Flights are made infinitely more exciting and enjoyable if you manage to nab a seat upgrade. The high costs of Business Class and First Class mean many Britons rarely get the luxury of flying out of Economy. Scoring an upgrade for free is consequently the aspiration of many – but how can it be done? An ex British Airways cabin crew manager has revealed one way an upgrade can be possible.
Simon J Marton, author of Journey of a Reluctant Air Steward, explained a trick to getting an upgrade that comes with a slight catch.
He revealed that if the airline is seeking to bump passengers off a flight it could be worth volunteering as it could lead to a later upgrade.
“If you are in no particular hurry to get somewhere and the airline is asking pax to bump themselves off – then this could be your bargaining tool,” Marton told Express.co.uk.
“It could be the aircraft is weight restricted, an important piece of cargo has to travel, or that a group or solo traveller has to be on that flight as a matter of urgency.”
So what happens if you decide to volunteer to be bumped off? “At very least, if you voluntarily remove yourself, you will usually be entitled to DBC (Denied Boarding Compensation),” said Marton.
“From there, you could show flexibility by offering that if needed you could travel with another carrier or even bump yourself off the next one if needed- then you could request an upgrade if your actions might ‘help’ the airline.”
For those particularly keen to try this method of getting an upgrade there’s an – albeit risky – way of boosting your chances.
“If you are desperate for an upgrade, then you could book yourself onto a scheduled flight that is notoriously busy and possibly check in a little later than you usually dare,” Marton said. “I’m not saying this will work but it is an angle.”
It’s also worth dressing smartly – it could make no difference at all but you never know.

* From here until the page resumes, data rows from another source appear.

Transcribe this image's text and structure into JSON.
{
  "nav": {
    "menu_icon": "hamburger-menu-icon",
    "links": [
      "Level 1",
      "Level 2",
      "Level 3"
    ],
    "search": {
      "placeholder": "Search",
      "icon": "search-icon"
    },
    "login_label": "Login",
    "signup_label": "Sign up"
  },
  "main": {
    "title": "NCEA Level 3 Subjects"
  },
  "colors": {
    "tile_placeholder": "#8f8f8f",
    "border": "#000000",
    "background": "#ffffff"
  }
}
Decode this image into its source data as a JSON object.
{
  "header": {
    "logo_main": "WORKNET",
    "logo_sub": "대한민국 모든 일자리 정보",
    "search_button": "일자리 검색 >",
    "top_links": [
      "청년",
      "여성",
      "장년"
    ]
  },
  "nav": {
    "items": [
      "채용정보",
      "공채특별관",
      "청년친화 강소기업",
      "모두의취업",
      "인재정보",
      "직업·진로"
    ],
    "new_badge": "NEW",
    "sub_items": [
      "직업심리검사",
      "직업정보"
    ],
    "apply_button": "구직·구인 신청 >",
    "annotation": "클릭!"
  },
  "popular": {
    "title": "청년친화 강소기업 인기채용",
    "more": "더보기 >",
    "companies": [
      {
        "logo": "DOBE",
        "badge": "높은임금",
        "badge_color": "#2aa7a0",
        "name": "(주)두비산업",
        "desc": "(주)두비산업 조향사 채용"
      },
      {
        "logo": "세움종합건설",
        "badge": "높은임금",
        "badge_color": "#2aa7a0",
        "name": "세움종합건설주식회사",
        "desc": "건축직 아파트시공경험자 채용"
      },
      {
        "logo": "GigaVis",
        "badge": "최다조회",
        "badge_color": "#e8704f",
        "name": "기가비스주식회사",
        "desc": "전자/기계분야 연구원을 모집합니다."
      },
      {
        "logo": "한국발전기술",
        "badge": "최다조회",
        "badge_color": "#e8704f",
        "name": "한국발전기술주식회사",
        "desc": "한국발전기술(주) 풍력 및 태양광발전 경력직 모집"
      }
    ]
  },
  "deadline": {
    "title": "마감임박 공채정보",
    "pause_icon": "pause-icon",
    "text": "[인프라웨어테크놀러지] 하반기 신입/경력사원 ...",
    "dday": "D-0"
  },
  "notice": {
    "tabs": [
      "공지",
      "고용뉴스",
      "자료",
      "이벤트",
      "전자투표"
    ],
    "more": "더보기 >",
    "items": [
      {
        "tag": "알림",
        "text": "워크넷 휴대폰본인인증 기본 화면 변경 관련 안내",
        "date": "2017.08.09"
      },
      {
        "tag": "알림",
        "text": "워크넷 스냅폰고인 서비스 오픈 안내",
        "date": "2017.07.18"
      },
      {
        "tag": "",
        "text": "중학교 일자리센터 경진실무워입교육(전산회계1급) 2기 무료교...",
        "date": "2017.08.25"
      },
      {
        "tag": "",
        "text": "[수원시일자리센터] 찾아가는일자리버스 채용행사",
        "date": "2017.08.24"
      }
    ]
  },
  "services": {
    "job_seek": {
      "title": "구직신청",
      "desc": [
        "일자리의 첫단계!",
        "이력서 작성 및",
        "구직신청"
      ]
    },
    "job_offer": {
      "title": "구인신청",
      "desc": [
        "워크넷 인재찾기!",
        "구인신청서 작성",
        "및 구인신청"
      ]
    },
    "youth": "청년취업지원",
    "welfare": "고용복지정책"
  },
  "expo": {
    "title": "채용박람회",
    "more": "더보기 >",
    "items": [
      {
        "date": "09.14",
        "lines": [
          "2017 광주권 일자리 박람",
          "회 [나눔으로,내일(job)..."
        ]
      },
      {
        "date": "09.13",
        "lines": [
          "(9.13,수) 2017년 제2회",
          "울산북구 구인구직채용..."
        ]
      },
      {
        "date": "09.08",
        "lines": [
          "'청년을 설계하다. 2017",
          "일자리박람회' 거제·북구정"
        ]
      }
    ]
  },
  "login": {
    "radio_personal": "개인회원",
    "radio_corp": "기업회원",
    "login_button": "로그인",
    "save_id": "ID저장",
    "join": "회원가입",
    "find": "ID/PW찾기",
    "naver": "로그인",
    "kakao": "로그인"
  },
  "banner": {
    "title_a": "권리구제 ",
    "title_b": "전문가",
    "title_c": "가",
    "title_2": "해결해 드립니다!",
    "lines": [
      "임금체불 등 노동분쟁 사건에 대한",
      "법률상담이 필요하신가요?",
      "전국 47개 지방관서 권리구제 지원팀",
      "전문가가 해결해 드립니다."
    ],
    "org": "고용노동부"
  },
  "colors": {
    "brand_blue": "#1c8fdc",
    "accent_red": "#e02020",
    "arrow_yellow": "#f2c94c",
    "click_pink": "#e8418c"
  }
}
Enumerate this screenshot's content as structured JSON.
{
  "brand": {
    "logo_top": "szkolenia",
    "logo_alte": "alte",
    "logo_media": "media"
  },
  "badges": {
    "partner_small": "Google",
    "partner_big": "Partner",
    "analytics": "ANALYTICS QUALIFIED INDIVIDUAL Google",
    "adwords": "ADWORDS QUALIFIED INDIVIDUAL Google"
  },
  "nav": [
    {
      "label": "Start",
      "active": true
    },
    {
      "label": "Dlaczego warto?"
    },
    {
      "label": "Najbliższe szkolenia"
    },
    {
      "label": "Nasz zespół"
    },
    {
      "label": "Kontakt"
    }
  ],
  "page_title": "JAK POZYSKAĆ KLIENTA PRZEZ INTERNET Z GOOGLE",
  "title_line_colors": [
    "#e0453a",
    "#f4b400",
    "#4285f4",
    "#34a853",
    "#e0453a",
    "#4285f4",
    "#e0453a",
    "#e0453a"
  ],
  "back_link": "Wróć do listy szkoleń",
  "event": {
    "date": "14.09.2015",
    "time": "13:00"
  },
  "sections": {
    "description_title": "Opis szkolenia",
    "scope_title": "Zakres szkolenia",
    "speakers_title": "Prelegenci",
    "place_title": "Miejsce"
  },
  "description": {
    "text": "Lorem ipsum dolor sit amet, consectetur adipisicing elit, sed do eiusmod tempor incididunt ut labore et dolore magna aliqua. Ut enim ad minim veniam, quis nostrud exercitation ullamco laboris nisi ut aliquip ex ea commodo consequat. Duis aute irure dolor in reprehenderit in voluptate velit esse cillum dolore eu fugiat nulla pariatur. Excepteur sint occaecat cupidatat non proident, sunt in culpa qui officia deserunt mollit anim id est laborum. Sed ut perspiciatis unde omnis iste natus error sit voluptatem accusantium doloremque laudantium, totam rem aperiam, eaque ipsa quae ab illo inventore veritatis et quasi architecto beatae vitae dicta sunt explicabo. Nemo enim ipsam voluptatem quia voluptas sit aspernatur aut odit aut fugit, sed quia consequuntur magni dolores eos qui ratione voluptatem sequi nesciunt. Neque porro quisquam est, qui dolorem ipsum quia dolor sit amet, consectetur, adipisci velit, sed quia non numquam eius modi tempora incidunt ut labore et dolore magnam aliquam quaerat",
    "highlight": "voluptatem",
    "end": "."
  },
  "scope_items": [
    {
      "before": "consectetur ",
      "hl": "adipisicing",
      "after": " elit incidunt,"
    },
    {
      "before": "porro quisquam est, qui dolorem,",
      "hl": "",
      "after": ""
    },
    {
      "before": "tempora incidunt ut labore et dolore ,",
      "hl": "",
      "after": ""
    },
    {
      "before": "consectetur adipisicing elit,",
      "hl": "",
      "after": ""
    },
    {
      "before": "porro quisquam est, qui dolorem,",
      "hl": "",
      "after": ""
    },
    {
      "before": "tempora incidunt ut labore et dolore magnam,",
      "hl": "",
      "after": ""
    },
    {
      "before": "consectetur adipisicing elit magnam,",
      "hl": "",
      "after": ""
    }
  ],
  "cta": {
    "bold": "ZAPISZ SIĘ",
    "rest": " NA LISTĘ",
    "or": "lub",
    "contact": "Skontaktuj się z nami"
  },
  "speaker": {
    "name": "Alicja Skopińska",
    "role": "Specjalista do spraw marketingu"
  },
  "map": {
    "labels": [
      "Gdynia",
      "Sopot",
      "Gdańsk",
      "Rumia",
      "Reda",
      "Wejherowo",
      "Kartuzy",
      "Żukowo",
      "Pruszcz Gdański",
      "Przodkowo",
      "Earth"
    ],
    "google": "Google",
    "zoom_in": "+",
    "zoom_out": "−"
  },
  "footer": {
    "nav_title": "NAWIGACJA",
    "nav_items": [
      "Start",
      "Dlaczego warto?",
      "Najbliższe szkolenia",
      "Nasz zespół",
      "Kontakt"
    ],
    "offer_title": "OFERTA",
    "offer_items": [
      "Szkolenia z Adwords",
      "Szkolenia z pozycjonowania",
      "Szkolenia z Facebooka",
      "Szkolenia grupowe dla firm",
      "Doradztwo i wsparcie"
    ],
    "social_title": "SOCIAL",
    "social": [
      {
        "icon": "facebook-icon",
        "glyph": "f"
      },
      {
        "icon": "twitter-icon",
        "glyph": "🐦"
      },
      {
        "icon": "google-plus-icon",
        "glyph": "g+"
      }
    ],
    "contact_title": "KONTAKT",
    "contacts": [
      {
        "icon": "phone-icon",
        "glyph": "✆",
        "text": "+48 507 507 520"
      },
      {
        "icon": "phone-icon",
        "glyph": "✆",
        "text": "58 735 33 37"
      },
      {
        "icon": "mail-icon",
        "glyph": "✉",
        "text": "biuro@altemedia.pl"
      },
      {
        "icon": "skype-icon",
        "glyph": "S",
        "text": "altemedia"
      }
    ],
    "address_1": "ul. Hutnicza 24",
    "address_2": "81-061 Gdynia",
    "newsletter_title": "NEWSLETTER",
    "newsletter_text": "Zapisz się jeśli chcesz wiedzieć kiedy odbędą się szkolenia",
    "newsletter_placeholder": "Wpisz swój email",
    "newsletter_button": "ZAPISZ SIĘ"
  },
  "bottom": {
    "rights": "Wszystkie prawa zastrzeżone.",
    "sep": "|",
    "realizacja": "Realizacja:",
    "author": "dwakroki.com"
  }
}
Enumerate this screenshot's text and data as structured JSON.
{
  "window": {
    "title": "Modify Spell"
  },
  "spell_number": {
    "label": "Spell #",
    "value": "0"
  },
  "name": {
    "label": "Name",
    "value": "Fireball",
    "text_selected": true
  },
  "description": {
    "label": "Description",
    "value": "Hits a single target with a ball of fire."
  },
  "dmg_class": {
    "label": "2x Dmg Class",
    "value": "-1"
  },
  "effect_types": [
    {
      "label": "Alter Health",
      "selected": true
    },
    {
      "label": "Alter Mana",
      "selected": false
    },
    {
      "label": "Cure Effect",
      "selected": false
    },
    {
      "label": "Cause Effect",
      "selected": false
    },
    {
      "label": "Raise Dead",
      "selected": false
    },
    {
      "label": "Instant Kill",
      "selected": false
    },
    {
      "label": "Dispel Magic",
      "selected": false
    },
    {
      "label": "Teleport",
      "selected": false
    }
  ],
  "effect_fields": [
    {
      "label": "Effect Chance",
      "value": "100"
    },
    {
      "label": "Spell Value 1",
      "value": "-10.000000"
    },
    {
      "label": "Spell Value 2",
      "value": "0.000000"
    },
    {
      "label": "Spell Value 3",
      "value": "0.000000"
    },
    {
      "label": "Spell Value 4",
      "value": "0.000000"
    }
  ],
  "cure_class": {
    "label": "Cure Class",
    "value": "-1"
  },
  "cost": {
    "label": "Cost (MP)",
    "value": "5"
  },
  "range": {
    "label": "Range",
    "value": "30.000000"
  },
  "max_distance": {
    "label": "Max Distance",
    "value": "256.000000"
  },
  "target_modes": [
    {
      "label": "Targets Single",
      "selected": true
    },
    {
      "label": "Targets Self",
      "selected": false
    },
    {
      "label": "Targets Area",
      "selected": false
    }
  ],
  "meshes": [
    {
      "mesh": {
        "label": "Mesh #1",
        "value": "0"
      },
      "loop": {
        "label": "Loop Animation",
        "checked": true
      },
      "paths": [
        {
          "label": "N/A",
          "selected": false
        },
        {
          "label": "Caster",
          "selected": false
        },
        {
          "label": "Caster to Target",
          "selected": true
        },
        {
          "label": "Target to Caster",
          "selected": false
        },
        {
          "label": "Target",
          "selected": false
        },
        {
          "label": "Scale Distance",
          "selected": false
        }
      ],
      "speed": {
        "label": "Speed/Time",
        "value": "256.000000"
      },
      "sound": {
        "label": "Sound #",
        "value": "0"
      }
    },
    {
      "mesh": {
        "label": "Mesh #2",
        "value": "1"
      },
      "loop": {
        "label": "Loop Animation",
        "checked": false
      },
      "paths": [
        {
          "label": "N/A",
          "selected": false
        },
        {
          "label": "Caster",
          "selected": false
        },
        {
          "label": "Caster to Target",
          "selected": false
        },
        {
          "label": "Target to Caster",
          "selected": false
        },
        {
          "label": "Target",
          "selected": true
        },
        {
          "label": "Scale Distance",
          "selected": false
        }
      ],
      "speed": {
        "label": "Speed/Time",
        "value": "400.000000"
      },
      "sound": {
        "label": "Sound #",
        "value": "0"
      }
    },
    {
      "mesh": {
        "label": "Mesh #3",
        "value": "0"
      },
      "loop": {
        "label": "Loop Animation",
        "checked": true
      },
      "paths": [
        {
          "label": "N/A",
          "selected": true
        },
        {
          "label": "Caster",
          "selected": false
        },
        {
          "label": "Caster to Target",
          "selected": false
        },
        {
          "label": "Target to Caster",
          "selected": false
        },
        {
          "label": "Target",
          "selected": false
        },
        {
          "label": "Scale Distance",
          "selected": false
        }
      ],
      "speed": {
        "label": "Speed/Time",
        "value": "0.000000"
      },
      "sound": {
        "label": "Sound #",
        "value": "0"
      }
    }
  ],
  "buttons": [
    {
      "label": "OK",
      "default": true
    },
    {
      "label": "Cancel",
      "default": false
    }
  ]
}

“It does no harm,” explained Marton. “It may not work, but if you look like you could be dressed appropriately for an upgrade, then you stand a better chance in that regard than someone in casual attire.”
However, Marton also issued a caution to travellers who become too obsessed with the idea of an upgrade.
“Above all, don’t chase it like an obsession or a holy grail,” he advised. “It is just a better seat.
“You can buy Champagne from Morrisons, Lidl or Tesco from just £14 a bottle, crack it open before you check in, and won’t have spent £1,000’s! Admittedly, it feels great to turn left at the entrance door and be treated like a king, but keep it in perspective. There are people dying in the world and it’s just a cabin.
“I couldn’t upgrade everyone, but I did try to do it for the most deserving customers, such as those who had endured horrible experiences immediately before joining us, or those who were known to me as frequent flyers and merited an upgrade for a particular reason.
“If you’re that desperate for it, then save up or become an airline employee, a travel writer or a travel agent! There’s way more of a chance that you’ll experience the prestige of flying in a comfy seat.”
There’s also a booking code on your plane ticket you can look out for that means you could be in with a chance of an upgrade. Passengers should keep an eye out for tickets that have a Y or B booking code on them.